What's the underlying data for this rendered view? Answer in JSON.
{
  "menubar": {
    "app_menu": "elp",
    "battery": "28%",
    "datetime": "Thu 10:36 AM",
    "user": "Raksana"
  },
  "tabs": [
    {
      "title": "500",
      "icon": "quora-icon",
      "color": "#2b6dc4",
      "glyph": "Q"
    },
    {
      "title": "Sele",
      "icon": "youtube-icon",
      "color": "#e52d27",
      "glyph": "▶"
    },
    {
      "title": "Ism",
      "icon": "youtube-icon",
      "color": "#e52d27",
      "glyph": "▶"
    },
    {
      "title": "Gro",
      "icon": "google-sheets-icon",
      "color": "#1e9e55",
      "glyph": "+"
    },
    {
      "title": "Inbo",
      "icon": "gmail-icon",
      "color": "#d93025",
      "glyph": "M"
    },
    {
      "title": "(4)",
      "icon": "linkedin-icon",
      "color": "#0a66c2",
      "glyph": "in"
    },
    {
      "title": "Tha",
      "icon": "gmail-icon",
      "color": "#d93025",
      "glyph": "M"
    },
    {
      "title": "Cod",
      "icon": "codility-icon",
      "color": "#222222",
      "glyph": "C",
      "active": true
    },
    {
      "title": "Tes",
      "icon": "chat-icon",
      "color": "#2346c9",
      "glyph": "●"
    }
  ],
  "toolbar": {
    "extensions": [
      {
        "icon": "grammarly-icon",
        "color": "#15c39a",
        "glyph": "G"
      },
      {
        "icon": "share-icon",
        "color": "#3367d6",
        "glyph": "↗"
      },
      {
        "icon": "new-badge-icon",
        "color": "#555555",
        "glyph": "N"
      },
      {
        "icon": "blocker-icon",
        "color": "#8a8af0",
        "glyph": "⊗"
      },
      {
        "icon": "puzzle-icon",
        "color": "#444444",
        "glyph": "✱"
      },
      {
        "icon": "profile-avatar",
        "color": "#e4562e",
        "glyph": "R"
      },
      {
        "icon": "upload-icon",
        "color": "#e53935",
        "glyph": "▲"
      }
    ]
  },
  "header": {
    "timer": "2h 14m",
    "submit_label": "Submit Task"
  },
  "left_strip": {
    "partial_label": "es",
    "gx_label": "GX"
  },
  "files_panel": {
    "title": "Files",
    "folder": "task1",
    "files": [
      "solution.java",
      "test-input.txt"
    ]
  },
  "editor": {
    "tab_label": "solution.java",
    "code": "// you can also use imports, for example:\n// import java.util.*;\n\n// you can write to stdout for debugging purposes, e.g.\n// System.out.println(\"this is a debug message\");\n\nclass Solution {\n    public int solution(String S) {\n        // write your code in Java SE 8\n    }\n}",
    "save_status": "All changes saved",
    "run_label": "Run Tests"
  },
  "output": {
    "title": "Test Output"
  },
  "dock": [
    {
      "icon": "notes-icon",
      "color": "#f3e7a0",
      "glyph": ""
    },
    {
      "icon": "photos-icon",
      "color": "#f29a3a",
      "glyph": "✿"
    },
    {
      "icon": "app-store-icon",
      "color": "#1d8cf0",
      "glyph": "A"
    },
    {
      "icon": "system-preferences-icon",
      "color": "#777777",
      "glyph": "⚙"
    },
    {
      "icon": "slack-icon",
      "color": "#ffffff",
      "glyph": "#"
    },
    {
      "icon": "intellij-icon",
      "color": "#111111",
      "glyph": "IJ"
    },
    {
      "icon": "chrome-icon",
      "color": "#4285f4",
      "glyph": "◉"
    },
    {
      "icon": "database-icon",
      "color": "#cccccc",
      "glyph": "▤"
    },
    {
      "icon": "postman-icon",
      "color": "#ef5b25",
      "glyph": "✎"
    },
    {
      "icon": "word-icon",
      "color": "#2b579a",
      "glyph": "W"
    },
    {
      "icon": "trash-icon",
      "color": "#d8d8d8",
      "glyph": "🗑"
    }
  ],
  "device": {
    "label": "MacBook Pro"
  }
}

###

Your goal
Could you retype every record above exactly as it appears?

Response to this exercise
What's the underlying data for this rendered view? Answer in JSON.
{
  "menubar": {
    "app_menu": "elp",
    "battery": "28%",
    "datetime": "Thu 10:36 AM",
    "user": "Raksana"
  },
  "tabs": [
    {
      "title": "500",
      "icon": "quora-icon",
      "color": "#2b6dc4",
      "glyph": "Q"
    },
    {
      "title": "Sele",
      "icon": "youtube-icon",
      "color": "#e52d27",
      "glyph": "▶"
    },
    {
      "title": "Ism",
      "icon": "youtube-icon",
      "color": "#e52d27",
      "glyph": "▶"
    },
    {
      "title": "Gro",
      "icon": "google-sheets-icon",
      "color": "#1e9e55",
      "glyph": "+"
    },
    {
      "title": "Inbo",
      "icon": "gmail-icon",
      "color": "#d93025",
      "glyph": "M"
    },
    {
      "title": "(4)",
      "icon": "linkedin-icon",
      "color": "#0a66c2",
      "glyph": "in"
    },
    {
      "title": "Tha",
      "icon": "gmail-icon",
      "color": "#d93025",
      "glyph": "M"
    },
    {
      "title": "Cod",
      "icon": "codility-icon",
      "color": "#222222",
      "glyph": "C",
      "active": true
    },
    {
      "title": "Tes",
      "icon": "chat-icon",
      "color": "#2346c9",
      "glyph": "●"
    }
  ],
  "toolbar": {
    "extensions": [
      {
        "icon": "grammarly-icon",
        "color": "#15c39a",
        "glyph": "G"
      },
      {
        "icon": "share-icon",
        "color": "#3367d6",
        "glyph": "↗"
      },
      {
        "icon": "new-badge-icon",
        "color": "#555555",
        "glyph": "N"
      },
      {
        "icon": "blocker-icon",
        "color": "#8a8af0",
        "glyph": "⊗"
      },
      {
        "icon": "puzzle-icon",
        "color": "#444444",
        "glyph": "✱"
      },
      {
        "icon": "profile-avatar",
        "color": "#e4562e",
        "glyph": "R"
      },
      {
        "icon": "upload-icon",
        "color": "#e53935",
        "glyph": "▲"
      }
    ]
  },
  "header": {
    "timer": "2h 14m",
    "submit_label": "Submit Task"
  },
  "left_strip": {
    "partial_label": "es",
    "gx_label": "GX"
  },
  "files_panel": {
    "title": "Files",
    "folder": "task1",
    "files": [
      "solution.java",
      "test-input.txt"
    ]
  },
  "editor": {
    "tab_label": "solution.java",
    "code": "// you can also use imports, for example:\n// import java.util.*;\n\n// you can write to stdout for debugging purposes, e.g.\n// System.out.println(\"this is a debug message\");\n\nclass Solution {\n    public int solution(String S) {\n        // write your code in Java SE 8\n    }\n}",
    "save_status": "All changes saved",
    "run_label": "Run Tests"
  },
  "output": {
    "title": "Test Output"
  },
  "dock": [
    {
      "icon": "notes-icon",
      "color": "#f3e7a0",
      "glyph": ""
    },
    {
      "icon": "photos-icon",
      "color": "#f29a3a",
      "glyph": "✿"
    },
    {
      "icon": "app-store-icon",
      "color": "#1d8cf0",
      "glyph": "A"
    },
    {
      "icon": "system-preferences-icon",
      "color": "#777777",
      "glyph": "⚙"
    },
    {
      "icon": "slack-icon",
      "color": "#ffffff",
      "glyph": "#"
    },
    {
      "icon": "intellij-icon",
      "color": "#111111",
      "glyph": "IJ"
    },
    {
      "icon": "chrome-icon",
      "color": "#4285f4",
      "glyph": "◉"
    },
    {
      "icon": "database-icon",
      "color": "#cccccc",
      "glyph": "▤"
    },
    {
      "icon": "postman-icon",
      "color": "#ef5b25",
      "glyph": "✎"
    },
    {
      "icon": "word-icon",
      "color": "#2b579a",
      "glyph": "W"
    },
    {
      "icon": "trash-icon",
      "color": "#d8d8d8",
      "glyph": "🗑"
    }
  ],
  "device": {
    "label": "MacBook Pro"
  }
}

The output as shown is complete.